= Beginning of Section =

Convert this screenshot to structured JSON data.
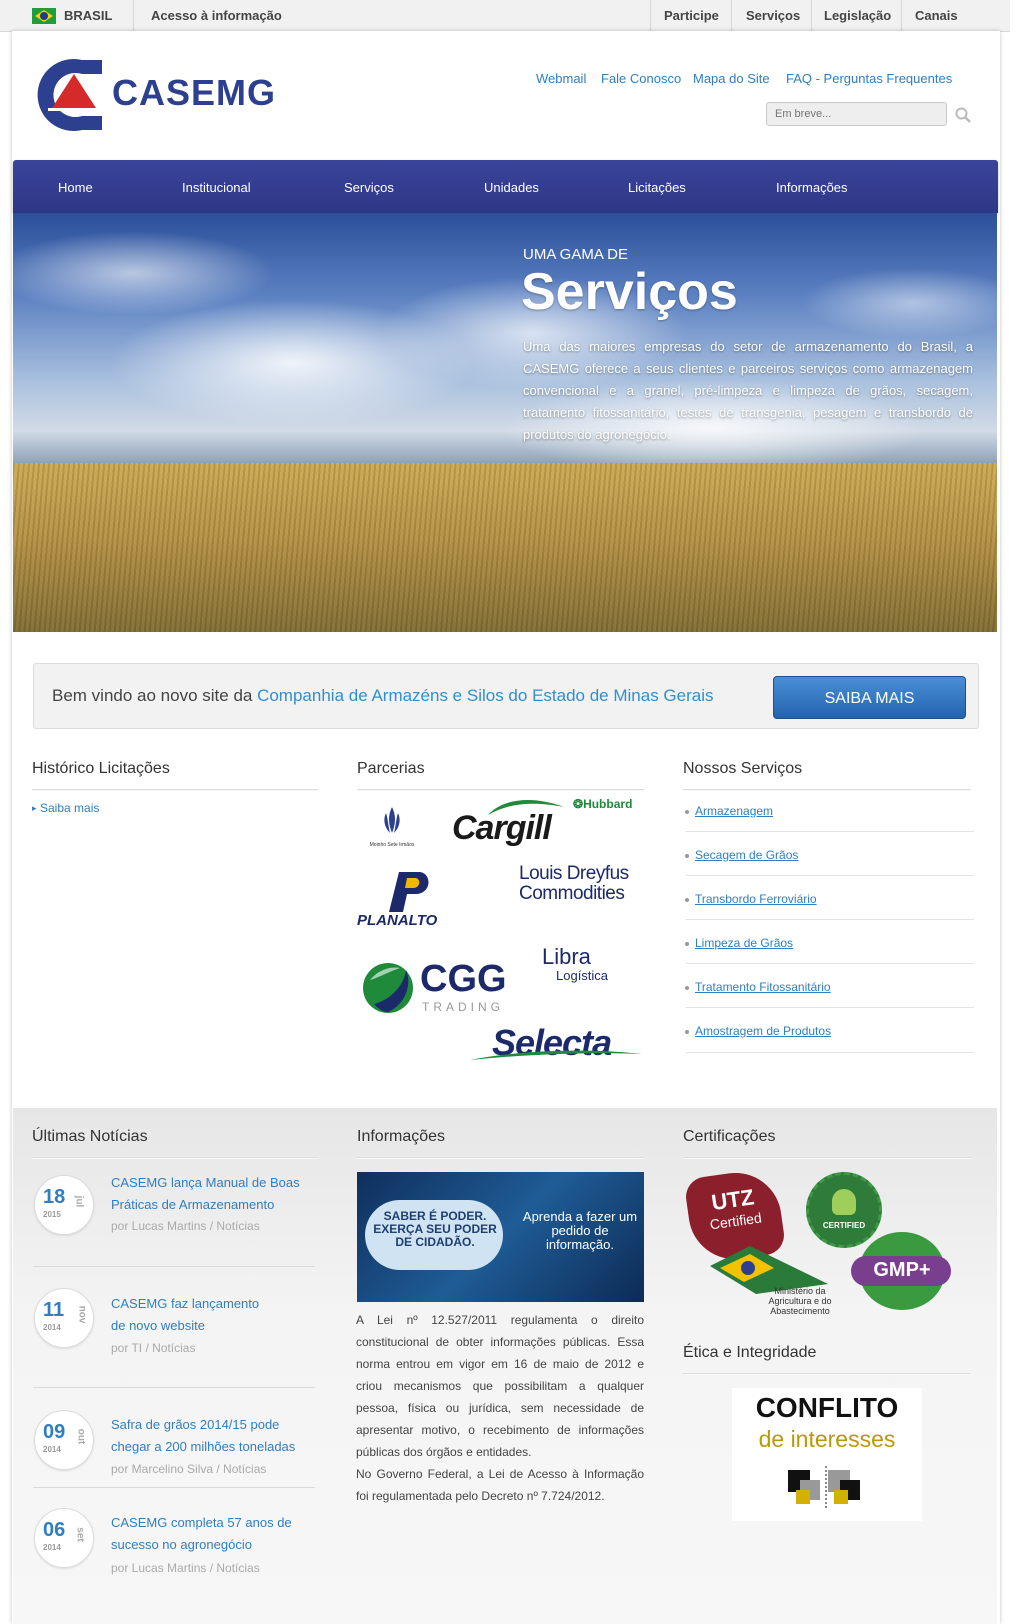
{
  "govbar": {
    "country": "BRASIL",
    "access": "Acesso à informação",
    "links": [
      "Participe",
      "Serviços",
      "Legislação",
      "Canais"
    ]
  },
  "header": {
    "logo_text": "CASEMG",
    "links": [
      "Webmail",
      "Fale Conosco",
      "Mapa do Site",
      "FAQ - Perguntas Frequentes"
    ],
    "search_placeholder": "Em breve..."
  },
  "nav": [
    "Home",
    "Institucional",
    "Serviços",
    "Unidades",
    "Licitações",
    "Informações"
  ],
  "hero": {
    "kicker": "UMA GAMA DE",
    "title": "Serviços",
    "description": "Uma das maiores empresas do setor de armazenamento do Brasil, a CASEMG oferece a seus clientes e parceiros serviços como armazenagem convencional e a granel, pré-limpeza e limpeza de grãos, secagem, tratamento fitossanitário, testes de transgenia, pesagem e transbordo de produtos do agronegócio."
  },
  "welcome": {
    "text": "Bem vindo ao novo site da ",
    "link": "Companhia de Armazéns e Silos do Estado de Minas Gerais",
    "button": "SAIBA MAIS"
  },
  "historico": {
    "title": "Histórico Licitações",
    "link": "Saiba mais"
  },
  "parcerias": {
    "title": "Parcerias",
    "logos": {
      "moinho": "Moinho Sete Irmãos",
      "cargill": "Cargill",
      "hubbard": "Hubbard",
      "louis1": "Louis Dreyfus",
      "louis2": "Commodities",
      "planalto": "PLANALTO",
      "cgg": "CGG",
      "cgg_sub": "TRADING",
      "libra": "Libra",
      "libra_sub": "Logística",
      "selecta": "Selecta"
    }
  },
  "servicos": {
    "title": "Nossos Serviços",
    "items": [
      "Armazenagem",
      "Secagem de Grãos",
      "Transbordo Ferroviário",
      "Limpeza de Grãos",
      "Tratamento Fitossanitário",
      "Amostragem de Produtos"
    ]
  },
  "noticias": {
    "title": "Últimas Notícias",
    "items": [
      {
        "day": "18",
        "month": "jul",
        "year": "2015",
        "title": "CASEMG lança Manual de Boas Práticas de Armazenamento",
        "meta": "por Lucas Martins / Notícias"
      },
      {
        "day": "11",
        "month": "nov",
        "year": "2014",
        "title": "CASEMG faz lançamento de novo website",
        "meta": "por TI / Notícias"
      },
      {
        "day": "09",
        "month": "out",
        "year": "2014",
        "title": "Safra de grãos 2014/15 pode chegar a 200 milhões toneladas",
        "meta": "por Marcelino Silva / Notícias"
      },
      {
        "day": "06",
        "month": "set",
        "year": "2014",
        "title": "CASEMG completa 57 anos de sucesso no agronegócio",
        "meta": "por Lucas Martins / Notícias"
      }
    ]
  },
  "informacoes": {
    "title": "Informações",
    "banner_left": "SABER É PODER. EXERÇA SEU PODER DE CIDADÃO.",
    "banner_right": "Aprenda a fazer um pedido de informação.",
    "text": "A Lei nº 12.527/2011 regulamenta o direito constitucional de obter informações públicas. Essa norma entrou em vigor em 16 de maio de 2012 e criou mecanismos que possibilitam a qualquer pessoa, física ou jurídica, sem necessidade de apresentar motivo, o recebimento de informações públicas dos órgãos e entidades.",
    "text2": "No Governo Federal, a Lei de Acesso à Informação foi regulamentada pelo Decreto nº 7.724/2012."
  },
  "certificacoes": {
    "title": "Certificações",
    "utz1": "UTZ",
    "utz2": "Certified",
    "rainforest": "CERTIFIED",
    "gmp": "GMP+",
    "ministerio": "Ministério da Agricultura e do Abastecimento"
  },
  "etica": {
    "title": "Ética e Integridade",
    "conflito1": "CONFLITO",
    "conflito2": "de interesses"
  },
  "colors": {
    "brand": "#2d3f8f",
    "nav": "#333d90",
    "link": "#2f7ec2",
    "logo_red": "#d42a2a"
  }
}
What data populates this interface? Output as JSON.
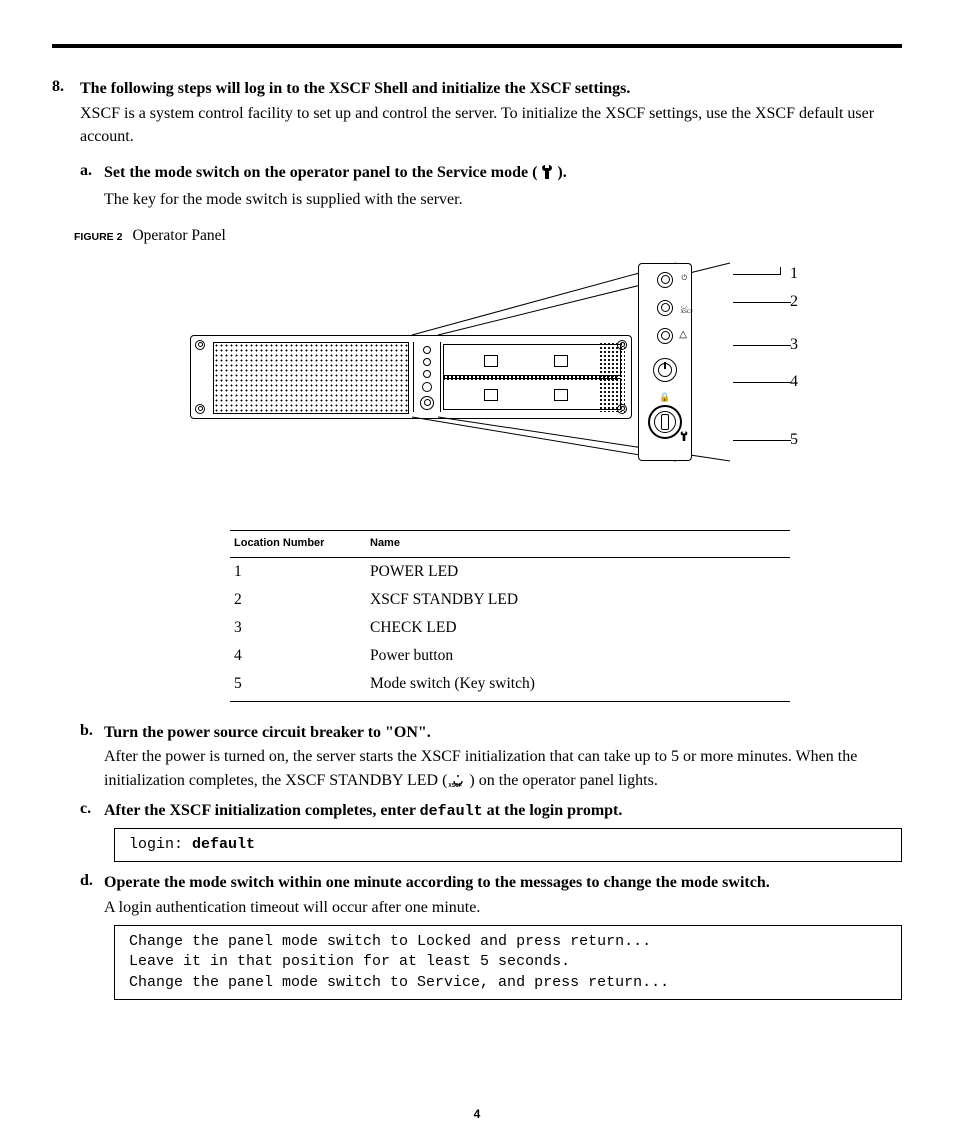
{
  "page_number": "4",
  "step8": {
    "number": "8.",
    "title": "The following steps will log in to the XSCF Shell and initialize the XSCF settings.",
    "body": "XSCF is a system control facility to set up and control the server. To initialize the XSCF settings, use the XSCF default user account.",
    "a": {
      "letter": "a.",
      "title_pre": "Set the mode switch on the operator panel to the Service mode (",
      "title_post": ").",
      "body": "The key for the mode switch is supplied with the server."
    },
    "b": {
      "letter": "b.",
      "title": "Turn the power source circuit breaker to \"ON\".",
      "body_pre": "After the power is turned on, the server starts the XSCF initialization that can take up to 5 or more minutes. When the initialization completes, the XSCF STANDBY LED (",
      "body_post": ") on the operator panel lights."
    },
    "c": {
      "letter": "c.",
      "title_pre": "After the XSCF initialization completes, enter ",
      "title_code": "default",
      "title_post": " at the login prompt.",
      "code_prefix": "login: ",
      "code_bold": "default"
    },
    "d": {
      "letter": "d.",
      "title": "Operate the mode switch within one minute according to the messages to change the mode switch.",
      "body": "A login authentication timeout will occur after one minute.",
      "code": "Change the panel mode switch to Locked and press return...\nLeave it in that position for at least 5 seconds.\nChange the panel mode switch to Service, and press return..."
    }
  },
  "figure": {
    "label": "FIGURE 2",
    "caption": "Operator Panel",
    "callouts": [
      "1",
      "2",
      "3",
      "4",
      "5"
    ],
    "xscf_label": "XSCF"
  },
  "legend": {
    "headers": {
      "loc": "Location Number",
      "name": "Name"
    },
    "rows": [
      {
        "loc": "1",
        "name": "POWER LED"
      },
      {
        "loc": "2",
        "name": "XSCF STANDBY LED"
      },
      {
        "loc": "3",
        "name": "CHECK LED"
      },
      {
        "loc": "4",
        "name": "Power button"
      },
      {
        "loc": "5",
        "name": "Mode switch (Key switch)"
      }
    ]
  },
  "icons": {
    "xscf_small": "XSCF"
  }
}
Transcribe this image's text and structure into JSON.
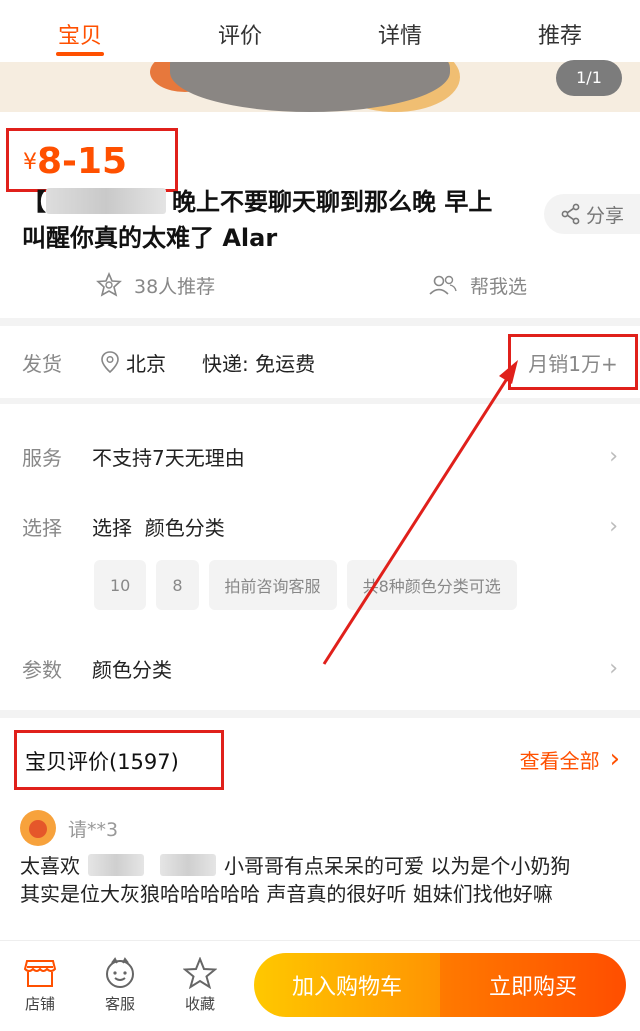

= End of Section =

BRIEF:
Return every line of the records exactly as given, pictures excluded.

EXERCISE RESPONSE:
Convert this screenshot to structured JSON data.
{
  "govbar": {
    "country": "BRASIL",
    "access": "Acesso à informação",
    "links": [
      "Participe",
      "Serviços",
      "Legislação",
      "Canais"
    ]
  },
  "header": {
    "logo_text": "CASEMG",
    "links": [
      "Webmail",
      "Fale Conosco",
      "Mapa do Site",
      "FAQ - Perguntas Frequentes"
    ],
    "search_placeholder": "Em breve..."
  },
  "nav": [
    "Home",
    "Institucional",
    "Serviços",
    "Unidades",
    "Licitações",
    "Informações"
  ],
  "hero": {
    "kicker": "UMA GAMA DE",
    "title": "Serviços",
    "description": "Uma das maiores empresas do setor de armazenamento do Brasil, a CASEMG oferece a seus clientes e parceiros serviços como armazenagem convencional e a granel, pré-limpeza e limpeza de grãos, secagem, tratamento fitossanitário, testes de transgenia, pesagem e transbordo de produtos do agronegócio."
  },
  "welcome": {
    "text": "Bem vindo ao novo site da ",
    "link": "Companhia de Armazéns e Silos do Estado de Minas Gerais",
    "button": "SAIBA MAIS"
  },
  "historico": {
    "title": "Histórico Licitações",
    "link": "Saiba mais"
  },
  "parcerias": {
    "title": "Parcerias",
    "logos": {
      "moinho": "Moinho Sete Irmãos",
      "cargill": "Cargill",
      "hubbard": "Hubbard",
      "louis1": "Louis Dreyfus",
      "louis2": "Commodities",
      "planalto": "PLANALTO",
      "cgg": "CGG",
      "cgg_sub": "TRADING",
      "libra": "Libra",
      "libra_sub": "Logística",
      "selecta": "Selecta"
    }
  },
  "servicos": {
    "title": "Nossos Serviços",
    "items": [
      "Armazenagem",
      "Secagem de Grãos",
      "Transbordo Ferroviário",
      "Limpeza de Grãos",
      "Tratamento Fitossanitário",
      "Amostragem de Produtos"
    ]
  },
  "noticias": {
    "title": "Últimas Notícias",
    "items": [
      {
        "day": "18",
        "month": "jul",
        "year": "2015",
        "title": "CASEMG lança Manual de Boas Práticas de Armazenamento",
        "meta": "por Lucas Martins / Notícias"
      },
      {
        "day": "11",
        "month": "nov",
        "year": "2014",
        "title": "CASEMG faz lançamento de novo website",
        "meta": "por TI / Notícias"
      },
      {
        "day": "09",
        "month": "out",
        "year": "2014",
        "title": "Safra de grãos 2014/15 pode chegar a 200 milhões toneladas",
        "meta": "por Marcelino Silva / Notícias"
      },
      {
        "day": "06",
        "month": "set",
        "year": "2014",
        "title": "CASEMG completa 57 anos de sucesso no agronegócio",
        "meta": "por Lucas Martins / Notícias"
      }
    ]
  },
  "informacoes": {
    "title": "Informações",
    "banner_left": "SABER É PODER. EXERÇA SEU PODER DE CIDADÃO.",
    "banner_right": "Aprenda a fazer um pedido de informação.",
    "text": "A Lei nº 12.527/2011 regulamenta o direito constitucional de obter informações públicas. Essa norma entrou em vigor em 16 de maio de 2012 e criou mecanismos que possibilitam a qualquer pessoa, física ou jurídica, sem necessidade de apresentar motivo, o recebimento de informações públicas dos órgãos e entidades.",
    "text2": "No Governo Federal, a Lei de Acesso à Informação foi regulamentada pelo Decreto nº 7.724/2012."
  },
  "certificacoes": {
    "title": "Certificações",
    "utz1": "UTZ",
    "utz2": "Certified",
    "rainforest": "CERTIFIED",
    "gmp": "GMP+",
    "ministerio": "Ministério da Agricultura e do Abastecimento"
  },
  "etica": {
    "title": "Ética e Integridade",
    "conflito1": "CONFLITO",
    "conflito2": "de interesses"
  },
  "colors": {
    "brand": "#2d3f8f",
    "nav": "#333d90",
    "link": "#2f7ec2",
    "logo_red": "#d42a2a"
  }
}
What data populates this interface? Output as JSON.
{
  "page_number": "4",
  "step8": {
    "number": "8.",
    "title": "The following steps will log in to the XSCF Shell and initialize the XSCF settings.",
    "body": "XSCF is a system control facility to set up and control the server. To initialize the XSCF settings, use the XSCF default user account.",
    "a": {
      "letter": "a.",
      "title_pre": "Set the mode switch on the operator panel to the Service mode (",
      "title_post": ").",
      "body": "The key for the mode switch is supplied with the server."
    },
    "b": {
      "letter": "b.",
      "title": "Turn the power source circuit breaker to \"ON\".",
      "body_pre": "After the power is turned on, the server starts the XSCF initialization that can take up to 5 or more minutes. When the initialization completes, the XSCF STANDBY LED (",
      "body_post": ") on the operator panel lights."
    },
    "c": {
      "letter": "c.",
      "title_pre": "After the XSCF initialization completes, enter ",
      "title_code": "default",
      "title_post": " at the login prompt.",
      "code_prefix": "login: ",
      "code_bold": "default"
    },
    "d": {
      "letter": "d.",
      "title": "Operate the mode switch within one minute according to the messages to change the mode switch.",
      "body": "A login authentication timeout will occur after one minute.",
      "code": "Change the panel mode switch to Locked and press return...\nLeave it in that position for at least 5 seconds.\nChange the panel mode switch to Service, and press return..."
    }
  },
  "figure": {
    "label": "FIGURE 2",
    "caption": "Operator Panel",
    "callouts": [
      "1",
      "2",
      "3",
      "4",
      "5"
    ],
    "xscf_label": "XSCF"
  },
  "legend": {
    "headers": {
      "loc": "Location Number",
      "name": "Name"
    },
    "rows": [
      {
        "loc": "1",
        "name": "POWER LED"
      },
      {
        "loc": "2",
        "name": "XSCF STANDBY LED"
      },
      {
        "loc": "3",
        "name": "CHECK LED"
      },
      {
        "loc": "4",
        "name": "Power button"
      },
      {
        "loc": "5",
        "name": "Mode switch (Key switch)"
      }
    ]
  },
  "icons": {
    "xscf_small": "XSCF"
  }
}
Transcribe this image's text and structure into JSON.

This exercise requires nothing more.